Since the financial crisis of 2008, the permanent flow of new regulatory and compliance initiatives within the financial services industry has seemed endless. Across the world, governments and regulatory bodies have been empowered to push reforms for financial service institutions in order to reduce their risk, increase their stability, provide greater transparency, protect their customers, exchange information between tax authorities, strengthen their capital basis and increase their liquidity. Today, regulations cover the whole value chain for financial services institutions.

Regulation is nothing new to the financial services industry, but where financial services institutions previously passively implemented regulatory requirements, these companies now link regulatory requirements directly to company strategy. Most financial services institutions have gone through three phases in terms of how they have managed regulations:

Phase 1: Operative Implemented

As a first step, the majority of financial institutions managed the process of handling regulatory requirements in a more traditional, reactive mode. New directives from the regulator were analyzed in detail in order to understand their impact on the company. Finally, these new requirements were implemented in as lean a way as possible in order to minimize the distraction to business.

Phase 2: Business Combined

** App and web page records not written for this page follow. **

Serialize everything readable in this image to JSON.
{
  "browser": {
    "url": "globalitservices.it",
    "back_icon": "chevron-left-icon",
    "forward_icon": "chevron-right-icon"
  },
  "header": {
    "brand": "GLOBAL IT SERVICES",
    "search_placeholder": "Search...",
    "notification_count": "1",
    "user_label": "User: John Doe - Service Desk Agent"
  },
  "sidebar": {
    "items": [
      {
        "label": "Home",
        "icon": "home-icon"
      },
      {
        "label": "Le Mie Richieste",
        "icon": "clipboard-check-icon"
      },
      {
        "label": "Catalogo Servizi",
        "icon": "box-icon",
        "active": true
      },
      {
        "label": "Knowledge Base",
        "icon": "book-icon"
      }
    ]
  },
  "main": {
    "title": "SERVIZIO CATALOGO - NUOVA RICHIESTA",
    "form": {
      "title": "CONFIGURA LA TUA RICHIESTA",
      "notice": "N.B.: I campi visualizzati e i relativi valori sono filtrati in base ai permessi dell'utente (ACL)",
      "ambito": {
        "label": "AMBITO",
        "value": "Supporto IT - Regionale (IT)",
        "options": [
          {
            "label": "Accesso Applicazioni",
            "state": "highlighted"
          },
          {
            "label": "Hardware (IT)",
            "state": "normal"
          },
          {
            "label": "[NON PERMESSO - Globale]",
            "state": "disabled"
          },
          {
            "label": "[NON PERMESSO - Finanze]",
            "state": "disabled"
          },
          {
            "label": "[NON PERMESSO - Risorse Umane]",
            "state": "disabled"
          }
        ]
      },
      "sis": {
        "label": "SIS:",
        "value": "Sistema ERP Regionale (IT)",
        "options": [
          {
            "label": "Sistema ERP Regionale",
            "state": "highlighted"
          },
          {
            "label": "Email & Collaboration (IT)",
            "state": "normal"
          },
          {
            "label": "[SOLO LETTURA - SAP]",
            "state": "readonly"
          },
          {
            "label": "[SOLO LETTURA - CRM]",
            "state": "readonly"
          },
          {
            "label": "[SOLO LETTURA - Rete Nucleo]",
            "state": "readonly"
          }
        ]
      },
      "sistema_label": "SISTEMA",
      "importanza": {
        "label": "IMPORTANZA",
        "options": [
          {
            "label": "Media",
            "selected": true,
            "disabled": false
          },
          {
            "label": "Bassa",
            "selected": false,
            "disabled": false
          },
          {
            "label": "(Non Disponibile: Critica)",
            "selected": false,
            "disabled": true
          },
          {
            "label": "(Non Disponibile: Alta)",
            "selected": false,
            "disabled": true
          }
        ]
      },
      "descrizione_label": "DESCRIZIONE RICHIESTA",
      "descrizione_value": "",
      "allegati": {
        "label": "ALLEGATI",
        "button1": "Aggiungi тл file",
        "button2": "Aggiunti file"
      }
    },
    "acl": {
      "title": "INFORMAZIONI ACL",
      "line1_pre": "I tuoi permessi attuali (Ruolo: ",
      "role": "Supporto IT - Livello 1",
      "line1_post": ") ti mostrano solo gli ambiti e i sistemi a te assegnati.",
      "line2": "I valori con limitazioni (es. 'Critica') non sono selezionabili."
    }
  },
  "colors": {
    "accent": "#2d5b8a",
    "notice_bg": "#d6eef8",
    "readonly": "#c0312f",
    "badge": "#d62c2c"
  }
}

In recent years, as a result of the enormous regulatory requirements and the involved costs, financial institutions have begun to consider additional aspects and recognize the value of proactively combining regulatory and business requirements in order to achieve a competitive advantage and contribute to the bottom line. As a result, banks increasingly linked large regulatory initiatives with business requirements. A shift took place and several financial institutions started to consider such a project as an opportunity rather than an annoyance. They started to combine the regulatory requirement with business initiatives such as efficiency improvement, business process reengineering and CRM revitalization in order to achieve several objectives at the same time.

Phase 3: Strategy Linked

Today, several financial services institutions are even one step ahead, with regulatory matters having become a key part of their strategic agendas. The link-up between regulatory strategy and business strategy is becoming increasingly important – something that other industries, such as life sciences and aviation, have known for years. The necessity of understanding the strategic dimensions of the regulations and their impact on a business is one reason why Senior Regulatory and Compliance Managers are increasingly involved in strategic planning.

Changing Requirements

This rapid development has had an enormous effect on the composition and structure of Regulation and Compliance departments, and projects within the industry. The requirements for key professionals have continuously changed over all phases.

During phase 1, the priority is primarily to understand the regulations legally and technically, and more or less ‘instruct’ the relevant businesses what to do and how to comply.

In phase 2, a comprehensive and combined understanding of business, product and regulatory issues is required in order to contribute to the bottom line of the business; subsequently a different set of capabilities is necessary, for example: experience in business process reengineering & target operating modelling, understanding of change management, knowledge in client relationship management (CRM) and technical experience (e.g. digitisation, FinTech, InsurTech), etc.

Today, several global institutions have already reached phase 3, and have established special departments in order to combine strategic regulatory initiatives and projects with business strategy. The overall complexity involved in handling these initiatives is enormous, and the requirements for the professionals working in these areas are immense. For example, to coordinate a TBTF project (Too Big To Fail), which, on the one hand is a global initiative, but, on the other hand is largely driven on a national level, requires professionals with much more than just technical regulatory capabilities.

Currently, based on our experience, a combination of the following requirements is needed in order to successfully deliver on a strategic regulatory project:

  • Strong consulting background (e.g. strategy and organization development, target operating model, business process reengineering, etc.)
  • Comprehensive financial services knowledge (e.g. asset management, wealth management, payments, EAMs, insurance, etc.)
  • Broad legal and regulatory understanding (e.g. legal background and the capability to get into regulatory content very quickly)
  • Sound stakeholder management experience (e.g. actively driving the interface between business and regulatory, etc.)
  • Experienced project management (e.g. strategic decision support, change management, etc.)

Depending on the regulatory initiative and its objectives, the characteristics of the required capabilities might differ, but the overall combination remains more or less the same.

At a-connect, we focus on establishing a full understanding of our clients’ business challenges and project needs, allowing us to choose the best talent for them from our unrivalled network of independent professionals, who usually combine a top-tier consulting skillset with extensive industry, regulatory and management experience.

With their unique skillsets and our expertise, we seamlessly integrate a-connect professionals into project management organizations along all capability areas – worldwide and in a tailor-made way.